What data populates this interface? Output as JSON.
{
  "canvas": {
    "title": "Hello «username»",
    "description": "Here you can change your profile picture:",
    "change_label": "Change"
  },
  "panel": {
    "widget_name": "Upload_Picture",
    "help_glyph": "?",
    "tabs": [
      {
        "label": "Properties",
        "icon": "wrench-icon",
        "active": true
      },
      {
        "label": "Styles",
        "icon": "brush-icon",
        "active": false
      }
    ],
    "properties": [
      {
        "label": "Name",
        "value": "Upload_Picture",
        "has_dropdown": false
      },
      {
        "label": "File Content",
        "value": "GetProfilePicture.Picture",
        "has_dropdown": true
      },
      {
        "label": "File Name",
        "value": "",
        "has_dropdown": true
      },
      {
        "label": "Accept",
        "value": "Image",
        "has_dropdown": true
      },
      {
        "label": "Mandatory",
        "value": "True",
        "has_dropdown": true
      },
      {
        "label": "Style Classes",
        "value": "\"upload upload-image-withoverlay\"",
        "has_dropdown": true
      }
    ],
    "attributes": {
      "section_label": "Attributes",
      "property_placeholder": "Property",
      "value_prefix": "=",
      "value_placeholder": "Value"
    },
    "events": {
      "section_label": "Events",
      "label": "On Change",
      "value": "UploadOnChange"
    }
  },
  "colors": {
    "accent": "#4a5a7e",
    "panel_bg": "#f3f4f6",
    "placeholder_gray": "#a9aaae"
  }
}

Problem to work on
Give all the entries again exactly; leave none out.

Reply to the task
What data populates this interface? Output as JSON.
{
  "canvas": {
    "title": "Hello «username»",
    "description": "Here you can change your profile picture:",
    "change_label": "Change"
  },
  "panel": {
    "widget_name": "Upload_Picture",
    "help_glyph": "?",
    "tabs": [
      {
        "label": "Properties",
        "icon": "wrench-icon",
        "active": true
      },
      {
        "label": "Styles",
        "icon": "brush-icon",
        "active": false
      }
    ],
    "properties": [
      {
        "label": "Name",
        "value": "Upload_Picture",
        "has_dropdown": false
      },
      {
        "label": "File Content",
        "value": "GetProfilePicture.Picture",
        "has_dropdown": true
      },
      {
        "label": "File Name",
        "value": "",
        "has_dropdown": true
      },
      {
        "label": "Accept",
        "value": "Image",
        "has_dropdown": true
      },
      {
        "label": "Mandatory",
        "value": "True",
        "has_dropdown": true
      },
      {
        "label": "Style Classes",
        "value": "\"upload upload-image-withoverlay\"",
        "has_dropdown": true
      }
    ],
    "attributes": {
      "section_label": "Attributes",
      "property_placeholder": "Property",
      "value_prefix": "=",
      "value_placeholder": "Value"
    },
    "events": {
      "section_label": "Events",
      "label": "On Change",
      "value": "UploadOnChange"
    }
  },
  "colors": {
    "accent": "#4a5a7e",
    "panel_bg": "#f3f4f6",
    "placeholder_gray": "#a9aaae"
  }
}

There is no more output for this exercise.